At some point in our lives learning begins to take a back seat to everything else. I think it starts unfortunately in school as learning becomes a chore. It is the expected job of every child to go to school. It becomes a mandate. Hopefully, that gets pushed aside and each child finds a focus that will propel them through high school and beyond. But then comes making your way in the real world. Too often we are distracted by life and it's demands both personal and professional and we no longer take the time to learn. I'm not speaking necessarily of formal learning. Not everything needs to be done in a classroom or formalized setting. Opportunities abound. Pick up a book, read a newspaper or on-line article. Get your mind involved in something other than your daily routines.

It has been many years since I needed to work an algebra problem. I hadn't looked at a math book since my days in college. This past spring I drove to a used book store on my lunch and purchased an advanced mathematics book. My Beloved and our sassy little neighbor Mrs. Doogles both thought I was insane. "What are you going to do with that?" "I'm going to read it," I replied.

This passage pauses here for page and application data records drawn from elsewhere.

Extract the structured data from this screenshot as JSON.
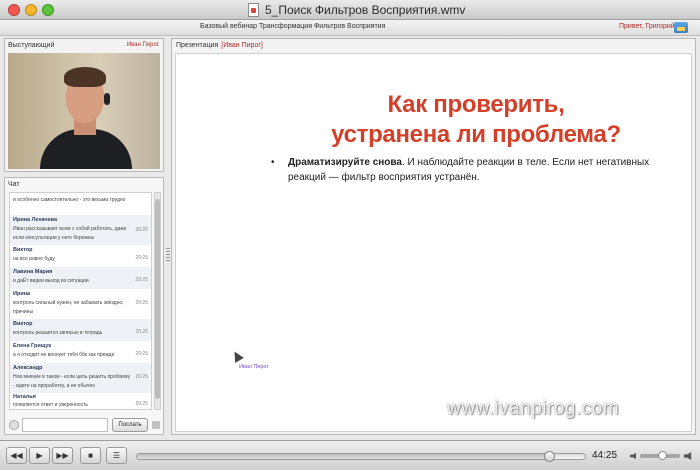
{
  "window": {
    "title": "5_Поиск Фильтров Восприятия.wmv"
  },
  "app_header": {
    "webinar_title": "Базовый вебинар Трансформация Фильтров Восприятия",
    "greeting": "Привет, Григорий"
  },
  "presenter": {
    "label": "Выступающий",
    "name": "Иван Пирог"
  },
  "chat": {
    "label": "Чат",
    "messages": [
      {
        "author": "",
        "text": "и особенно самостоятельно - это весьма трудно",
        "time": ""
      },
      {
        "author": "Ирина Лехачева",
        "text": "Иван рассказывает всем с собой работать, даже если консультации у него бережны",
        "time": "20:25"
      },
      {
        "author": "Виктор",
        "text": "на все равно буду",
        "time": "20:25"
      },
      {
        "author": "Лавина Мария",
        "text": "и даЁт видеи выход из ситуации",
        "time": "20:25"
      },
      {
        "author": "Ирина",
        "text": "контроль сильный нужен, не забывать звёздно, причины",
        "time": "20:25"
      },
      {
        "author": "Виктор",
        "text": "контроль решается записью в тетрадь",
        "time": "20:25"
      },
      {
        "author": "Елена Грищук",
        "text": "а я отходит не волнует тебя ббк как прежде",
        "time": "20:25"
      },
      {
        "author": "Александр",
        "text": "Нов мнение в таком - если цель решить проблему - идите на проработку, а не обычно",
        "time": "20:25"
      },
      {
        "author": "Наталья",
        "text": "появляется ответ и уверенность",
        "time": "20:25"
      }
    ],
    "input_placeholder": "",
    "send_label": "Послать"
  },
  "presentation": {
    "label": "Презентация",
    "presenter_tag": "[Иван Пирог]",
    "slide": {
      "title_line1": "Как проверить,",
      "title_line2": "устранена ли проблема?",
      "bullet_bold": "Драматизируйте снова",
      "bullet_rest": ". И наблюдайте реакции в теле. Если нет негативных реакций — фильтр восприятия устранён.",
      "pointer_name": "Иван Пирог"
    }
  },
  "watermark": "www.ivanpirog.com",
  "player": {
    "time": "44:25",
    "progress": 0.92,
    "volume": 0.55,
    "icons": {
      "rewind": "rewind-icon",
      "play": "play-icon",
      "forward": "fast-forward-icon",
      "stop": "stop-icon",
      "playlist": "playlist-icon"
    }
  },
  "colors": {
    "accent_red": "#d2402a",
    "name_red": "#b02a2a",
    "pointer_purple": "#7b4cc7"
  }
}
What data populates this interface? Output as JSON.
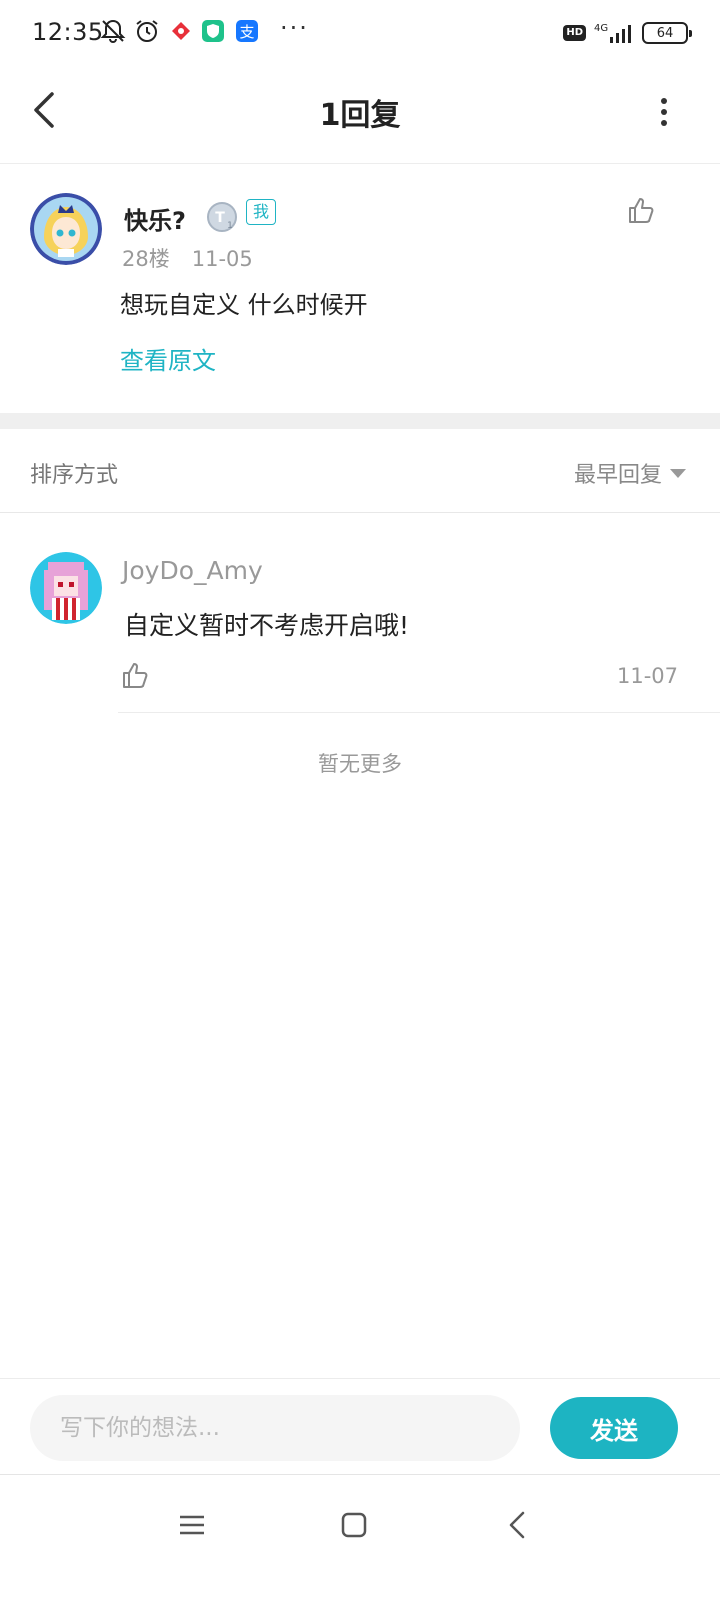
{
  "status_bar": {
    "time": "12:35",
    "network": "4G",
    "battery": "64",
    "hd_label": "HD",
    "icons": [
      "mute-bell-icon",
      "alarm-icon",
      "app-red-icon",
      "app-green-shield-icon",
      "alipay-icon",
      "more-dots-icon",
      "signal-icon",
      "battery-icon"
    ]
  },
  "header": {
    "title": "1回复",
    "back_icon": "chevron-left-icon",
    "more_icon": "vertical-dots-icon"
  },
  "post": {
    "username": "快乐?",
    "level_badge": "T1",
    "me_badge": "我",
    "floor": "28楼",
    "date": "11-05",
    "text": "想玩自定义 什么时候开",
    "view_original": "查看原文",
    "like_icon": "thumbs-up-icon"
  },
  "sort": {
    "label": "排序方式",
    "value": "最早回复"
  },
  "replies": [
    {
      "username": "JoyDo_Amy",
      "text": "自定义暂时不考虑开启哦!",
      "date": "11-07"
    }
  ],
  "no_more": "暂无更多",
  "input": {
    "placeholder": "写下你的想法...",
    "send_label": "发送"
  },
  "colors": {
    "accent": "#1FB4C4",
    "send_button": "#1DB4C2"
  },
  "nav_icons": [
    "menu-icon",
    "home-square-icon",
    "back-triangle-icon"
  ]
}
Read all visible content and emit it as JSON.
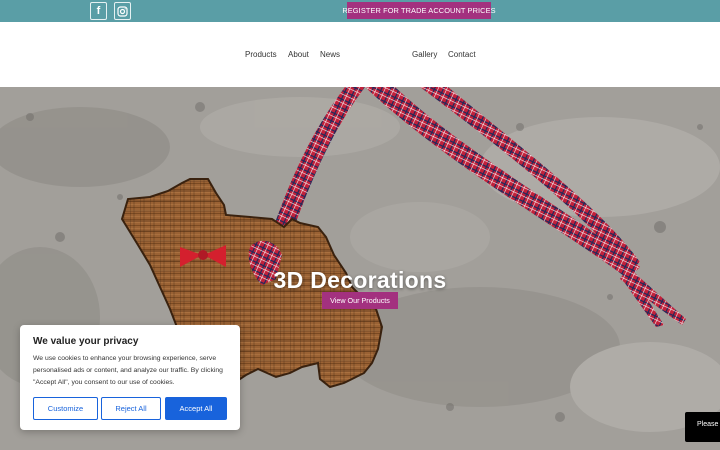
{
  "topbar": {
    "facebook_icon": "facebook-icon",
    "instagram_icon": "instagram-icon",
    "trade_button": "REGISTER FOR TRADE ACCOUNT PRICES"
  },
  "nav": {
    "items": [
      "Products",
      "About",
      "News",
      "Gallery",
      "Contact"
    ]
  },
  "hero": {
    "title": "3D Decorations",
    "button": "View Our Products"
  },
  "cookie": {
    "title": "We value your privacy",
    "text": "We use cookies to enhance your browsing experience, serve personalised ads or content, and analyze our traffic. By clicking \"Accept All\", you consent to our use of cookies.",
    "customize": "Customize",
    "reject": "Reject All",
    "accept": "Accept All"
  },
  "corner_box": {
    "text": "Please"
  },
  "colors": {
    "topbar": "#5a9ea6",
    "accent": "#a3317f",
    "cookie_blue": "#1863dc"
  }
}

It is what we do, it is what we are. Never stop learning and never stop growing. When you give up you begin to wither, when you wither you lose hope. Hope and strength come from the mind and all the wonderful things within.

Friday, September 4, 2009

Nanny News

"Heh, back in my day we didn't need all this mamby-pamby stuff. We talked about killin' Russians and stoppin' communists". (You have to say that sounding like an old geezer.)

In my formative years and as I moved into adulthood, something happened to the news I used to watch. It has not only afflicted local but also the national broadcasts. It used to be news was news about what was happening in the world at large. Now, it's much different.

The local news hits the airwaves at 5pm and continues for one and a half hours. Then it is the national news. Local broadcasts essentially repeat themselves three times for 90 minutes. They simply do not have enough material, or don't wish to show more, tease what is coming on the late news and now need to fill time. We are then subjected to 'Nanny News'. Nanny news is all the useless life style features we are subjected to to fill time. When did the viewing public become so stupid we need to be told things we should have learned in grade school? We are instructed how to stay warm in the winter and cool in the summer. Insulate and close the windows or open the windows and turn on the fan. Scintillating journalism. Oh, and clip coupons when you go to the grocery store to save money. Very thought provoking. I feel sorry for you if this is information you can really use.

In my neck of the woods we are also subjected to weather information four times within thirty minutes. Shows lead off with weather even if nothing significant happened, then tease the weather ten minutes later which will happen in another ten minutes. Then we have the full weather details and before the newscast is over they wrap up with, you guessed it, weather for the morning.

News programs would be much more useful if they just gave us the news and left the life style slots to Oprah. At least she can keep it to an hour-long show.